→ **Work item**
Please copy each line below that contains the word "mealcal".

(Data records for software interfaces)
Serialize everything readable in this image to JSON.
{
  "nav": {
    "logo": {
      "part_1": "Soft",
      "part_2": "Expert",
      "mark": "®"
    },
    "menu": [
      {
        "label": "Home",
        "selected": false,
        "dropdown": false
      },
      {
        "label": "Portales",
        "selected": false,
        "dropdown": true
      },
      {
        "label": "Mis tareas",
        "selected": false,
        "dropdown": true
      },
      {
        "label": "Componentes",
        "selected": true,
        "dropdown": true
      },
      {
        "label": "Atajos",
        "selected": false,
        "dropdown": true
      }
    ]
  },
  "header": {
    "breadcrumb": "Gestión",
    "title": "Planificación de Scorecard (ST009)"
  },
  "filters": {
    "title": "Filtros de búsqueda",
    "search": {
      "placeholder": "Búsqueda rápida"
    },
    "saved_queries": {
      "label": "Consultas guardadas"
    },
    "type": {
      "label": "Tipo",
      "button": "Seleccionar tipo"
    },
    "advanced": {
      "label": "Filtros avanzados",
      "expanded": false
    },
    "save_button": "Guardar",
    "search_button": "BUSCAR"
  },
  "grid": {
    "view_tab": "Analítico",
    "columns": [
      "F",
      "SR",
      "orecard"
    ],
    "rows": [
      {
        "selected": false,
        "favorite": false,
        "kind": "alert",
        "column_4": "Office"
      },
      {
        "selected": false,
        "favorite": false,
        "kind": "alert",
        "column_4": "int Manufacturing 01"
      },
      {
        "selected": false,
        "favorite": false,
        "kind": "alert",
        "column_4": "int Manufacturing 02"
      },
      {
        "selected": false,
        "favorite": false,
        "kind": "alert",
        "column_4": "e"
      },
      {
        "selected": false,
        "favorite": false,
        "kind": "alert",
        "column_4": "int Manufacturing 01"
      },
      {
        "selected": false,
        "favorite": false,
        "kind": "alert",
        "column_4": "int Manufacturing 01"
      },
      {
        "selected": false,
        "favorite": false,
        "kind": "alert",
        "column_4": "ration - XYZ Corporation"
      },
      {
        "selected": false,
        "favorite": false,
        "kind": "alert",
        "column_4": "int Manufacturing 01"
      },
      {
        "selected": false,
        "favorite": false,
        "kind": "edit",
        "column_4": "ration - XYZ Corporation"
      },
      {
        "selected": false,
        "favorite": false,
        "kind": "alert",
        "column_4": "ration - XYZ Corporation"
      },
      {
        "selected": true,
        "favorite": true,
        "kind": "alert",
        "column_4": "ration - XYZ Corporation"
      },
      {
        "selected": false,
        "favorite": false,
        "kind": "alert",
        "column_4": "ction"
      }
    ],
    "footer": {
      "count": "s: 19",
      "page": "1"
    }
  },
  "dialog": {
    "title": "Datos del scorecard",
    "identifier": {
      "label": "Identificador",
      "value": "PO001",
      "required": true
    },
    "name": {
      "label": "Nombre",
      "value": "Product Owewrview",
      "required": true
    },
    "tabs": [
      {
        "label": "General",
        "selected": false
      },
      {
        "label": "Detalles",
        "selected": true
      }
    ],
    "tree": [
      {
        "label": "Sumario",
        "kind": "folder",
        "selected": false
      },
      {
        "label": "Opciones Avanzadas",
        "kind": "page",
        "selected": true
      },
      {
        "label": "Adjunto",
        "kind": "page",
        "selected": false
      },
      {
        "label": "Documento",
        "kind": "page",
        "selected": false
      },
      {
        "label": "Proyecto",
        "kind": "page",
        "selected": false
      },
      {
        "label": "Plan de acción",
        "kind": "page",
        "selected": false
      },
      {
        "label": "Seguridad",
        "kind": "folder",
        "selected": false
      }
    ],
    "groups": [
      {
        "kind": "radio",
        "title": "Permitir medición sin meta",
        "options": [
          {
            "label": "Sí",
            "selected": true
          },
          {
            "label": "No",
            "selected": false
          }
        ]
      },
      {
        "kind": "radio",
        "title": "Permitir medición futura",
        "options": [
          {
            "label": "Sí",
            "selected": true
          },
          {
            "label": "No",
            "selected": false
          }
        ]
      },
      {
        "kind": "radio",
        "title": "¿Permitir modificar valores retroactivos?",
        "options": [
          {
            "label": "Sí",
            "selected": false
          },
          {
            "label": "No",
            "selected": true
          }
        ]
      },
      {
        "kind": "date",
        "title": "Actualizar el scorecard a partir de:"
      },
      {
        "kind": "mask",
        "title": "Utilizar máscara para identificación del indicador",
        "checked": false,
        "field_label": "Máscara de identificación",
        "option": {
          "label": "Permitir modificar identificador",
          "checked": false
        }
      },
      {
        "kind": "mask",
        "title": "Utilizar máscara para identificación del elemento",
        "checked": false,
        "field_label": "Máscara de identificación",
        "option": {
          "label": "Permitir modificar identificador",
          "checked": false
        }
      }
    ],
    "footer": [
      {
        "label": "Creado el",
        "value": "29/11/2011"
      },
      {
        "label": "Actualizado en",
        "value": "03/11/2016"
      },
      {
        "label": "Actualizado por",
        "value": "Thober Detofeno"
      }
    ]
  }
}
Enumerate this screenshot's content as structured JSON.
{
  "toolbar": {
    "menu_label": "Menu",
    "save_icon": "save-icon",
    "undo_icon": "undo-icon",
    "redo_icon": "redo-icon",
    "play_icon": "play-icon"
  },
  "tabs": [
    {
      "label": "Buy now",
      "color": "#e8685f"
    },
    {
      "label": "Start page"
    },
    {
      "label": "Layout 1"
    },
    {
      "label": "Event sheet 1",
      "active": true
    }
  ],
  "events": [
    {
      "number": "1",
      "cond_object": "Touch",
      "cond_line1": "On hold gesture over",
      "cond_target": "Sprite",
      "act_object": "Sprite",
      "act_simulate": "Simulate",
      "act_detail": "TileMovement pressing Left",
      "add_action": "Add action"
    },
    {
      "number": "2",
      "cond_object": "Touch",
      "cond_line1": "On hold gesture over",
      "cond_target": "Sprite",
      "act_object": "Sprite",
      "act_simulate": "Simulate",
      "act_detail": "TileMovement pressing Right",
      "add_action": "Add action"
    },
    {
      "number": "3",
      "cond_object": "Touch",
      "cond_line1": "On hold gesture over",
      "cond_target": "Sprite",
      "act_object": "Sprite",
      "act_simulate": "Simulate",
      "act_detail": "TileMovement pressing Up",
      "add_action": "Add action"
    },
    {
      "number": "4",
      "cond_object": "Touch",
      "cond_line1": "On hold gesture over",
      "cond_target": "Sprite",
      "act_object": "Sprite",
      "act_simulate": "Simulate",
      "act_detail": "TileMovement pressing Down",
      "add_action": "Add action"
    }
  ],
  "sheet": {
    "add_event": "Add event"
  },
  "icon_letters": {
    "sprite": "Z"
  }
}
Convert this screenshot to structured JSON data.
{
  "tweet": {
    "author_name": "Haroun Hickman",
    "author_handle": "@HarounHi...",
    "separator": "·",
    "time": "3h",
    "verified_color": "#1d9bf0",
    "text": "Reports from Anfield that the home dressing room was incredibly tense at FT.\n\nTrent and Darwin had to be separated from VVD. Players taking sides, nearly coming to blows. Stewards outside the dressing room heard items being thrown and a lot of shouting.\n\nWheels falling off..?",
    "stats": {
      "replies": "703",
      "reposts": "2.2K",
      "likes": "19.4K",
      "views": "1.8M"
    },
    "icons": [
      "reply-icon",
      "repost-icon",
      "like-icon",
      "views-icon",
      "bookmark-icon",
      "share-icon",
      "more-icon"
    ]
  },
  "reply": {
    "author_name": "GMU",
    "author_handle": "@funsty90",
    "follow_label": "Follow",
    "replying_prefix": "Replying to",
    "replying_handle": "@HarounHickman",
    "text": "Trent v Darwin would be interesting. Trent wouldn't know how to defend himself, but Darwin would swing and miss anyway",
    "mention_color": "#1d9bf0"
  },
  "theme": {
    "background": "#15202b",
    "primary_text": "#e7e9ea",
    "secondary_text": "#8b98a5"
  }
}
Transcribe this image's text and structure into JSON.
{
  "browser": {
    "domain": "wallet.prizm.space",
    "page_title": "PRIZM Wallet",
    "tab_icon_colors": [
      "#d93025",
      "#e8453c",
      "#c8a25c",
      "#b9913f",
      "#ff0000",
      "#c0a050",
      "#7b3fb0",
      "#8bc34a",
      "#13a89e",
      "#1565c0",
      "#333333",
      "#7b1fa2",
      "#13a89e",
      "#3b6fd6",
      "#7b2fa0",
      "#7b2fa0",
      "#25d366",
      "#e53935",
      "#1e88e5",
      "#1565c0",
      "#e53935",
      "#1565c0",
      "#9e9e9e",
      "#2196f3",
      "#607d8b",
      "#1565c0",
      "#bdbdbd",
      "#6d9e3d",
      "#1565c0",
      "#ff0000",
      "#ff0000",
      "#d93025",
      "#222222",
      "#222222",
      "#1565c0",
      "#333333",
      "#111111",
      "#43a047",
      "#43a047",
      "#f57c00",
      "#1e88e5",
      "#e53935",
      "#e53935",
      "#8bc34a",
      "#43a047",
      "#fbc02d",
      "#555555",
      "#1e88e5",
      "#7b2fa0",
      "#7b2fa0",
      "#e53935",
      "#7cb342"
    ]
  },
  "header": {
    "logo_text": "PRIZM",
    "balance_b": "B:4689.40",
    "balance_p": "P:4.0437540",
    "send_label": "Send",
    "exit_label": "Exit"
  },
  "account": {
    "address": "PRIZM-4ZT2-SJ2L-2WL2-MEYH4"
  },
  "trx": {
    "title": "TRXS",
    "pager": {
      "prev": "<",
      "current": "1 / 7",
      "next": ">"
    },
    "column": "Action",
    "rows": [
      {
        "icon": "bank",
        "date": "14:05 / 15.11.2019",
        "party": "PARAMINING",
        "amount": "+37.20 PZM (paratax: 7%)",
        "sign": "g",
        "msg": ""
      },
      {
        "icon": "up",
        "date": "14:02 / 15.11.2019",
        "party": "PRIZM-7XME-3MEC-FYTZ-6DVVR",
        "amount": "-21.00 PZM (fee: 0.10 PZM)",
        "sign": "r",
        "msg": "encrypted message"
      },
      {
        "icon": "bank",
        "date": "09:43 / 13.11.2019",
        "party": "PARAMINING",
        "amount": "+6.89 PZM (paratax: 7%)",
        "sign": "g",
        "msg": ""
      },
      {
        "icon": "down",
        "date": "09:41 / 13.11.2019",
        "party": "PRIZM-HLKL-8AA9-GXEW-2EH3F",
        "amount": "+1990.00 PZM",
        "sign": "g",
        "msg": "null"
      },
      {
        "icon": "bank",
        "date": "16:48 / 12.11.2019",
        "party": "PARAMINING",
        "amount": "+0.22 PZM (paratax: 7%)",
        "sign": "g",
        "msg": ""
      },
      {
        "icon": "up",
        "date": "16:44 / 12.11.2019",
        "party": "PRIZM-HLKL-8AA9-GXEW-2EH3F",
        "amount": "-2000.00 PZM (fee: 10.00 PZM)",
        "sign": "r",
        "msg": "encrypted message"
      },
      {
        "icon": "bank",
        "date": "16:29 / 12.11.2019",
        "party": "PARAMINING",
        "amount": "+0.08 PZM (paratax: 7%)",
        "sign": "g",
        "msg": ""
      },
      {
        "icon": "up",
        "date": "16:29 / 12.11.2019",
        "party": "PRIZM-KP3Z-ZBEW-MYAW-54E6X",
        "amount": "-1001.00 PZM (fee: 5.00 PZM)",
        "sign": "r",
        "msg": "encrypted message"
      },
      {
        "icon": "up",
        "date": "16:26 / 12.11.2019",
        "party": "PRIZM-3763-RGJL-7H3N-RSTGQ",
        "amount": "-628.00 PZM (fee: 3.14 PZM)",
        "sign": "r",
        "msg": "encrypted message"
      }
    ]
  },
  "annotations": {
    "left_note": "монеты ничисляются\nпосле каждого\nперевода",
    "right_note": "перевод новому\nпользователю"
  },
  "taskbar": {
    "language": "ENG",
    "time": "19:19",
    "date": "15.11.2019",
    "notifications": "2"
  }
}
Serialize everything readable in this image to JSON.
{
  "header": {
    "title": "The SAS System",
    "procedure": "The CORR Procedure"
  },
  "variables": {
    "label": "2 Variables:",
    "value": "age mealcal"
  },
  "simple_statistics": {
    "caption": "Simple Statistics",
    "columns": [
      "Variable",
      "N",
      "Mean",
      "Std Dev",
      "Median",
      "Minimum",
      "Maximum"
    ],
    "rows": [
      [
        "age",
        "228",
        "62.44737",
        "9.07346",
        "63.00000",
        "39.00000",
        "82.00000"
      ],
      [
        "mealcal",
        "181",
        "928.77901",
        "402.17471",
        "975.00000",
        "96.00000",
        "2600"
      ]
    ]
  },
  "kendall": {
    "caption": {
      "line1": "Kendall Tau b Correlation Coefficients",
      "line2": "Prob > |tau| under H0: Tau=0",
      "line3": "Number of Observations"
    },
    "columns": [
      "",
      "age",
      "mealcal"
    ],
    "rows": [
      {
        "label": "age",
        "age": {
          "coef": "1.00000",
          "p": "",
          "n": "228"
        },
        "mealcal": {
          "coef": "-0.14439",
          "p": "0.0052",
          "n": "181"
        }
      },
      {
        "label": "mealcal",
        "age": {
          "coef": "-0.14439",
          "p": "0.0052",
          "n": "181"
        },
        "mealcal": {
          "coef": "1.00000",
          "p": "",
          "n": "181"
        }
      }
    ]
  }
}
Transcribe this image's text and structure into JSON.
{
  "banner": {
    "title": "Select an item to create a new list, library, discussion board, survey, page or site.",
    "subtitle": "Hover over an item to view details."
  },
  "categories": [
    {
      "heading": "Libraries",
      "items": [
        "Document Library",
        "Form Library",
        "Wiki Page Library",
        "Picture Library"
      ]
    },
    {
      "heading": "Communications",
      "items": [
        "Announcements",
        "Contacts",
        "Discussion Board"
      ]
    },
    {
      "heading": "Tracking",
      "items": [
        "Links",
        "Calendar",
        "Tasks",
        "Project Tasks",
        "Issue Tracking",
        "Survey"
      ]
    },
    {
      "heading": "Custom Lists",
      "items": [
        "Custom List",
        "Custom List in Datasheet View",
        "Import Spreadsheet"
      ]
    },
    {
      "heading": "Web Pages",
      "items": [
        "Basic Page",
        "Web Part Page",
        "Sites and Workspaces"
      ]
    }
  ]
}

→ **Exercise output**
    "value": "age mealcal"
        "mealcal",
      "mealcal"
        "mealcal": {
        "label": "mealcal",
        "mealcal": {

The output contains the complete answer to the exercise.